==== Task data
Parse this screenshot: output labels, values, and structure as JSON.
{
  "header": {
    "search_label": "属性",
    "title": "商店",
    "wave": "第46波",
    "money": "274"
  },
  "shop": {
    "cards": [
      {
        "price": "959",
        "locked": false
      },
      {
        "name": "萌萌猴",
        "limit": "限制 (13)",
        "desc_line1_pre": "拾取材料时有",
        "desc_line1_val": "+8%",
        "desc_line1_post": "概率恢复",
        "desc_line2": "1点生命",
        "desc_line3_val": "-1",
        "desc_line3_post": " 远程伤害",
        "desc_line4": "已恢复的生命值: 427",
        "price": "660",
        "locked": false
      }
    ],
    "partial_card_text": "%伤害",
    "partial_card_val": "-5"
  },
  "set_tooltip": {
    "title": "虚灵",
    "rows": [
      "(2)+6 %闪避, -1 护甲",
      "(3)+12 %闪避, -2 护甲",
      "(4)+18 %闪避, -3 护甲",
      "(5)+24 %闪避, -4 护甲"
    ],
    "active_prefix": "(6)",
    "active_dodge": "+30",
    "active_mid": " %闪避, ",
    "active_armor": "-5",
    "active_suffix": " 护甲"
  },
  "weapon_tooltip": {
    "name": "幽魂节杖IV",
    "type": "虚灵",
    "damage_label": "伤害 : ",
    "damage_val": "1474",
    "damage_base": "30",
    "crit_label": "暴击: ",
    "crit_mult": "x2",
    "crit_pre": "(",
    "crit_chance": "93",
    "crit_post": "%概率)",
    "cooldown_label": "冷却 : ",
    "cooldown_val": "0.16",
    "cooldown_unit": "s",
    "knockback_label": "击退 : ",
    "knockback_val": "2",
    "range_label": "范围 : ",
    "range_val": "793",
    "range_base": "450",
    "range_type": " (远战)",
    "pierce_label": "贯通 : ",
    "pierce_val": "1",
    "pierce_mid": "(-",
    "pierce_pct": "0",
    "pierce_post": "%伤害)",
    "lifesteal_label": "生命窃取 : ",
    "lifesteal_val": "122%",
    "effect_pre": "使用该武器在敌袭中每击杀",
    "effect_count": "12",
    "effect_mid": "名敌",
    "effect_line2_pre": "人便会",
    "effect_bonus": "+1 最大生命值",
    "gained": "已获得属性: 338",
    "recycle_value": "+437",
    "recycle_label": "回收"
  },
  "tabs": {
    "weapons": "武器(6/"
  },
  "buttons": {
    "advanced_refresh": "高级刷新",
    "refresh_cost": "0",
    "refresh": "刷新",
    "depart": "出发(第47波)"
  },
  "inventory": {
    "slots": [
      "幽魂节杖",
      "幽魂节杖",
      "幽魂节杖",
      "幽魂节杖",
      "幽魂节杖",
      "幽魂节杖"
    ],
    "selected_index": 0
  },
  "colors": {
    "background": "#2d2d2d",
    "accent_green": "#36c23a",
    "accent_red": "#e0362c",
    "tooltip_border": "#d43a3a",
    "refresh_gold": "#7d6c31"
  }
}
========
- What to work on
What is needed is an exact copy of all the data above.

- Solved exercise
Parse this screenshot: output labels, values, and structure as JSON.
{
  "header": {
    "search_label": "属性",
    "title": "商店",
    "wave": "第46波",
    "money": "274"
  },
  "shop": {
    "cards": [
      {
        "price": "959",
        "locked": false
      },
      {
        "name": "萌萌猴",
        "limit": "限制 (13)",
        "desc_line1_pre": "拾取材料时有",
        "desc_line1_val": "+8%",
        "desc_line1_post": "概率恢复",
        "desc_line2": "1点生命",
        "desc_line3_val": "-1",
        "desc_line3_post": " 远程伤害",
        "desc_line4": "已恢复的生命值: 427",
        "price": "660",
        "locked": false
      }
    ],
    "partial_card_text": "%伤害",
    "partial_card_val": "-5"
  },
  "set_tooltip": {
    "title": "虚灵",
    "rows": [
      "(2)+6 %闪避, -1 护甲",
      "(3)+12 %闪避, -2 护甲",
      "(4)+18 %闪避, -3 护甲",
      "(5)+24 %闪避, -4 护甲"
    ],
    "active_prefix": "(6)",
    "active_dodge": "+30",
    "active_mid": " %闪避, ",
    "active_armor": "-5",
    "active_suffix": " 护甲"
  },
  "weapon_tooltip": {
    "name": "幽魂节杖IV",
    "type": "虚灵",
    "damage_label": "伤害 : ",
    "damage_val": "1474",
    "damage_base": "30",
    "crit_label": "暴击: ",
    "crit_mult": "x2",
    "crit_pre": "(",
    "crit_chance": "93",
    "crit_post": "%概率)",
    "cooldown_label": "冷却 : ",
    "cooldown_val": "0.16",
    "cooldown_unit": "s",
    "knockback_label": "击退 : ",
    "knockback_val": "2",
    "range_label": "范围 : ",
    "range_val": "793",
    "range_base": "450",
    "range_type": " (远战)",
    "pierce_label": "贯通 : ",
    "pierce_val": "1",
    "pierce_mid": "(-",
    "pierce_pct": "0",
    "pierce_post": "%伤害)",
    "lifesteal_label": "生命窃取 : ",
    "lifesteal_val": "122%",
    "effect_pre": "使用该武器在敌袭中每击杀",
    "effect_count": "12",
    "effect_mid": "名敌",
    "effect_line2_pre": "人便会",
    "effect_bonus": "+1 最大生命值",
    "gained": "已获得属性: 338",
    "recycle_value": "+437",
    "recycle_label": "回收"
  },
  "tabs": {
    "weapons": "武器(6/"
  },
  "buttons": {
    "advanced_refresh": "高级刷新",
    "refresh_cost": "0",
    "refresh": "刷新",
    "depart": "出发(第47波)"
  },
  "inventory": {
    "slots": [
      "幽魂节杖",
      "幽魂节杖",
      "幽魂节杖",
      "幽魂节杖",
      "幽魂节杖",
      "幽魂节杖"
    ],
    "selected_index": 0
  },
  "colors": {
    "background": "#2d2d2d",
    "accent_green": "#36c23a",
    "accent_red": "#e0362c",
    "tooltip_border": "#d43a3a",
    "refresh_gold": "#7d6c31"
  }
}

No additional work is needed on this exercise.